- [TASK DIRECTIONS] Each line of the data below that carries the word "when" needs to be copied.

- [SUPPLIED ENTRIES]
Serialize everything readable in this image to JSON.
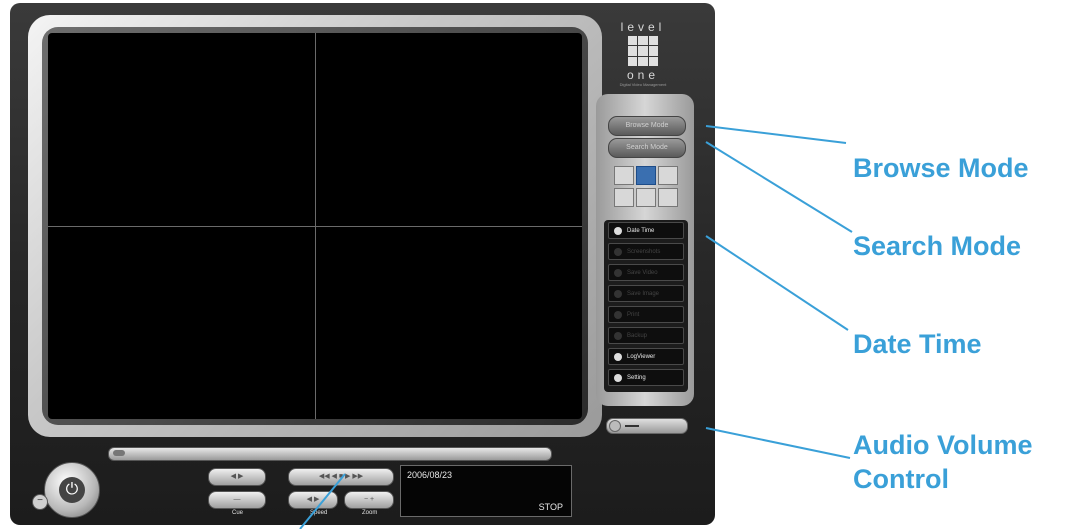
{
  "brand": {
    "top": "level",
    "bottom": "one",
    "tagline": "Digital Video Management"
  },
  "modes": {
    "browse": "Browse Mode",
    "search": "Search Mode"
  },
  "menu": [
    {
      "label": "Date Time",
      "enabled": true,
      "icon": "clock-icon"
    },
    {
      "label": "Screenshots",
      "enabled": false,
      "icon": "camera-icon"
    },
    {
      "label": "Save Video",
      "enabled": false,
      "icon": "save-video-icon"
    },
    {
      "label": "Save Image",
      "enabled": false,
      "icon": "save-image-icon"
    },
    {
      "label": "Print",
      "enabled": false,
      "icon": "print-icon"
    },
    {
      "label": "Backup",
      "enabled": false,
      "icon": "backup-icon"
    },
    {
      "label": "LogViewer",
      "enabled": true,
      "icon": "eye-icon"
    },
    {
      "label": "Setting",
      "enabled": true,
      "icon": "wrench-icon"
    }
  ],
  "controls": {
    "cue_label": "Cue",
    "speed_label": "Speed",
    "zoom_label": "Zoom"
  },
  "status": {
    "date": "2006/08/23",
    "state": "STOP"
  },
  "callouts": {
    "browse_mode": "Browse Mode",
    "search_mode": "Search Mode",
    "date_time": "Date Time",
    "audio_volume_line1": "Audio Volume",
    "audio_volume_line2": "Control"
  },
  "colors": {
    "callout": "#3aa0d8",
    "selected_layout": "#3a6fb0"
  }
}
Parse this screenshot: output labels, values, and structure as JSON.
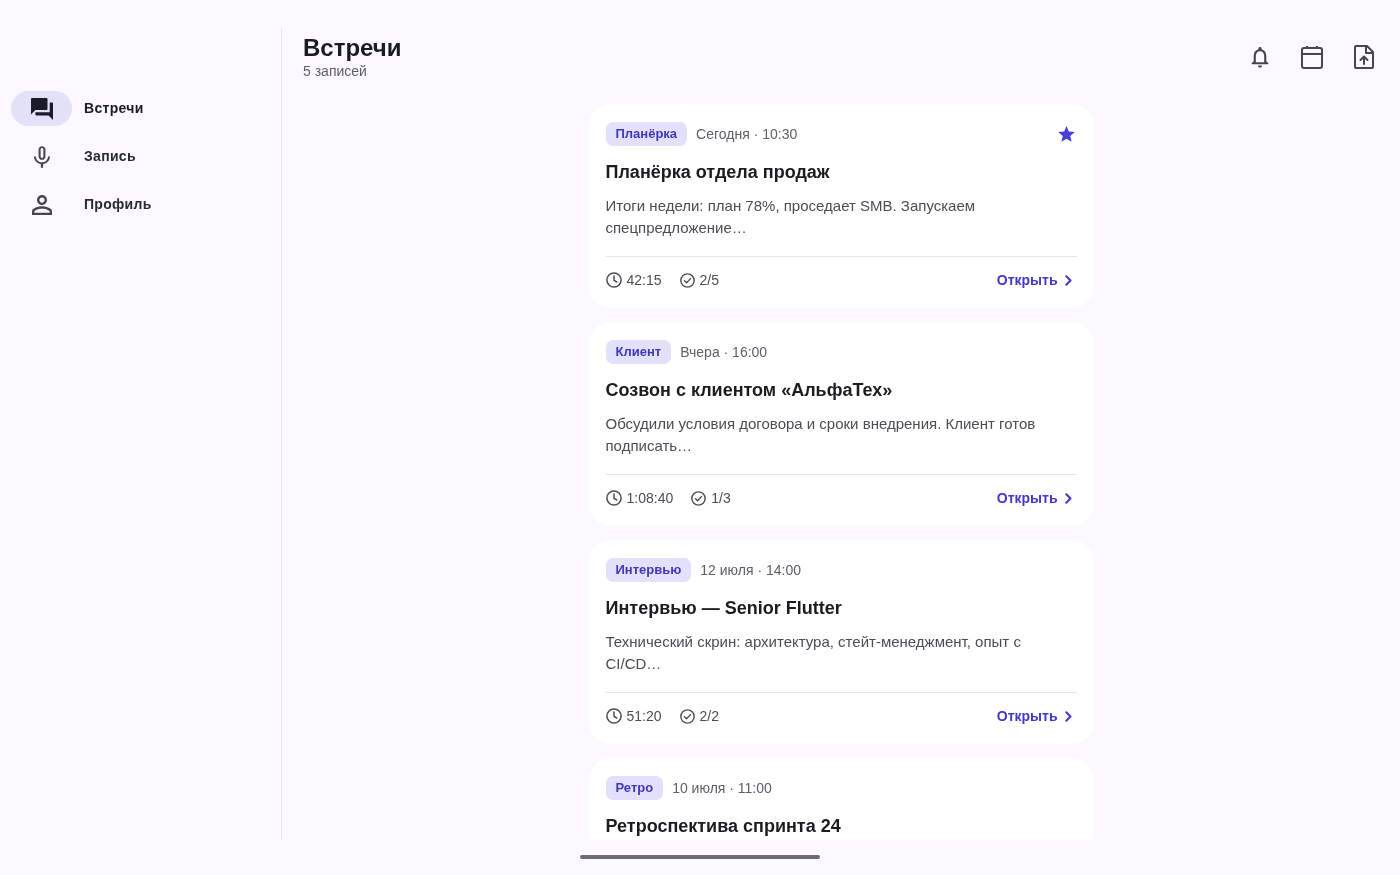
{
  "nav": {
    "items": [
      {
        "label": "Встречи",
        "selected": true
      },
      {
        "label": "Запись",
        "selected": false
      },
      {
        "label": "Профиль",
        "selected": false
      }
    ]
  },
  "header": {
    "title": "Встречи",
    "subtitle": "5 записей"
  },
  "meetings": [
    {
      "tag": "Планёрка",
      "when": "Сегодня · 10:30",
      "starred": true,
      "title": "Планёрка отдела продаж",
      "summary": "Итоги недели: план 78%, проседает SMB. Запускаем спецпредложение…",
      "duration": "42:15",
      "tasks": "2/5",
      "action": "Открыть"
    },
    {
      "tag": "Клиент",
      "when": "Вчера · 16:00",
      "starred": false,
      "title": "Созвон с клиентом «АльфаТех»",
      "summary": "Обсудили условия договора и сроки внедрения. Клиент готов подписать…",
      "duration": "1:08:40",
      "tasks": "1/3",
      "action": "Открыть"
    },
    {
      "tag": "Интервью",
      "when": "12 июля · 14:00",
      "starred": false,
      "title": "Интервью — Senior Flutter",
      "summary": "Технический скрин: архитектура, стейт-менеджмент, опыт с CI/CD…",
      "duration": "51:20",
      "tasks": "2/2",
      "action": "Открыть"
    },
    {
      "tag": "Ретро",
      "when": "10 июля · 11:00",
      "starred": false,
      "title": "Ретроспектива спринта 24"
    }
  ]
}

- [RESULT FOR THIS EXERCISE]
      "when": "Сегодня · 10:30",
      "when": "Вчера · 16:00",
      "when": "12 июля · 14:00",
      "when": "10 июля · 11:00",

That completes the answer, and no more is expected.